▶ **WORK INSTRUCTIONS**
The required output is the lines from the one with "Give me the" through the end of the data, repeated verbatim, with no pictures included.

Data records for software interfaces:
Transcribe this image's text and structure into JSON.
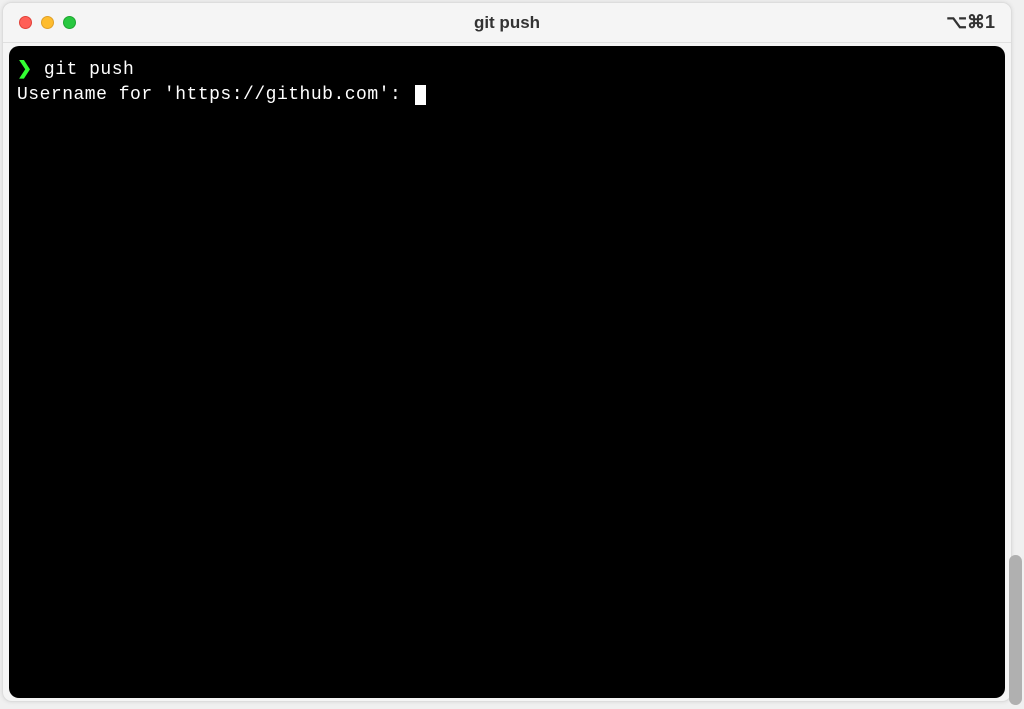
{
  "titlebar": {
    "title": "git push",
    "shortcut": "⌥⌘1"
  },
  "terminal": {
    "prompt_symbol": "❯",
    "command": "git push",
    "output_line": "Username for 'https://github.com': "
  }
}
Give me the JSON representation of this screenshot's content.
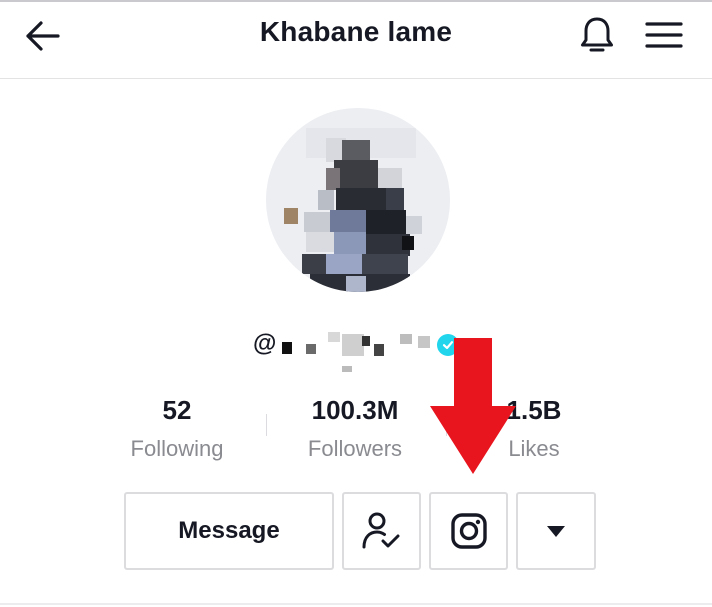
{
  "header": {
    "title": "Khabane lame",
    "back_icon": "arrow-left-icon",
    "bell_icon": "bell-icon",
    "menu_icon": "hamburger-menu-icon"
  },
  "profile": {
    "username_prefix": "@",
    "verified_icon": "verified-check-icon"
  },
  "stats": [
    {
      "value": "52",
      "label": "Following"
    },
    {
      "value": "100.3M",
      "label": "Followers"
    },
    {
      "value": "1.5B",
      "label": "Likes"
    }
  ],
  "actions": {
    "message_label": "Message",
    "friend_icon": "user-check-icon",
    "instagram_icon": "instagram-icon",
    "more_icon": "caret-down-icon"
  },
  "annotation": {
    "arrow_icon": "red-arrow-down-icon",
    "arrow_color": "#e8141e"
  },
  "colors": {
    "text": "#161823",
    "muted": "#8a8b91",
    "border": "#dcdcdf",
    "verified": "#20d5ec"
  }
}
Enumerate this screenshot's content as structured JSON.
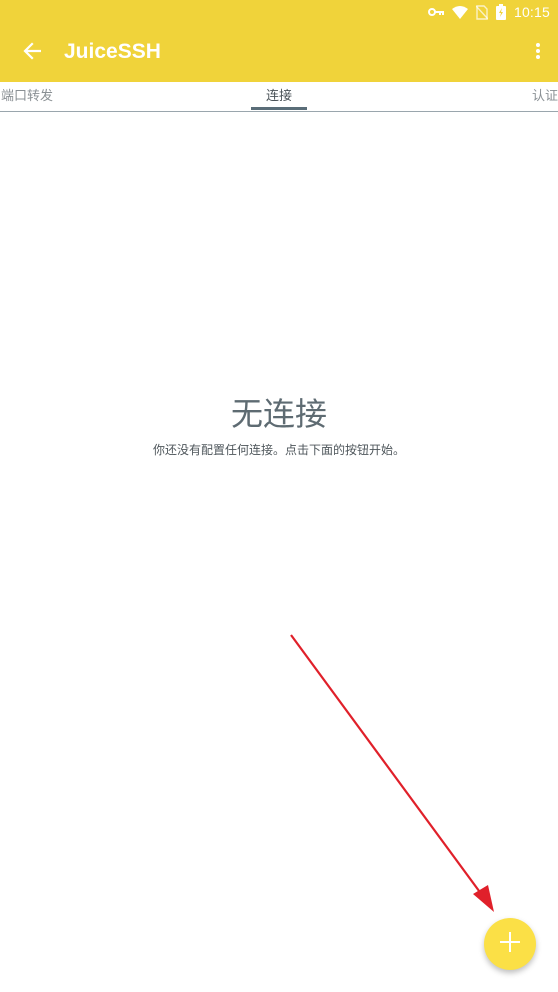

▶ **SOLVED EXERCISE**
Give me the JSON representation of this screenshot's content.
{
  "header": {
    "title": "Khabane lame",
    "back_icon": "arrow-left-icon",
    "bell_icon": "bell-icon",
    "menu_icon": "hamburger-menu-icon"
  },
  "profile": {
    "username_prefix": "@",
    "verified_icon": "verified-check-icon"
  },
  "stats": [
    {
      "value": "52",
      "label": "Following"
    },
    {
      "value": "100.3M",
      "label": "Followers"
    },
    {
      "value": "1.5B",
      "label": "Likes"
    }
  ],
  "actions": {
    "message_label": "Message",
    "friend_icon": "user-check-icon",
    "instagram_icon": "instagram-icon",
    "more_icon": "caret-down-icon"
  },
  "annotation": {
    "arrow_icon": "red-arrow-down-icon",
    "arrow_color": "#e8141e"
  },
  "colors": {
    "text": "#161823",
    "muted": "#8a8b91",
    "border": "#dcdcdf",
    "verified": "#20d5ec"
  }
}
Enumerate this screenshot's content as structured JSON.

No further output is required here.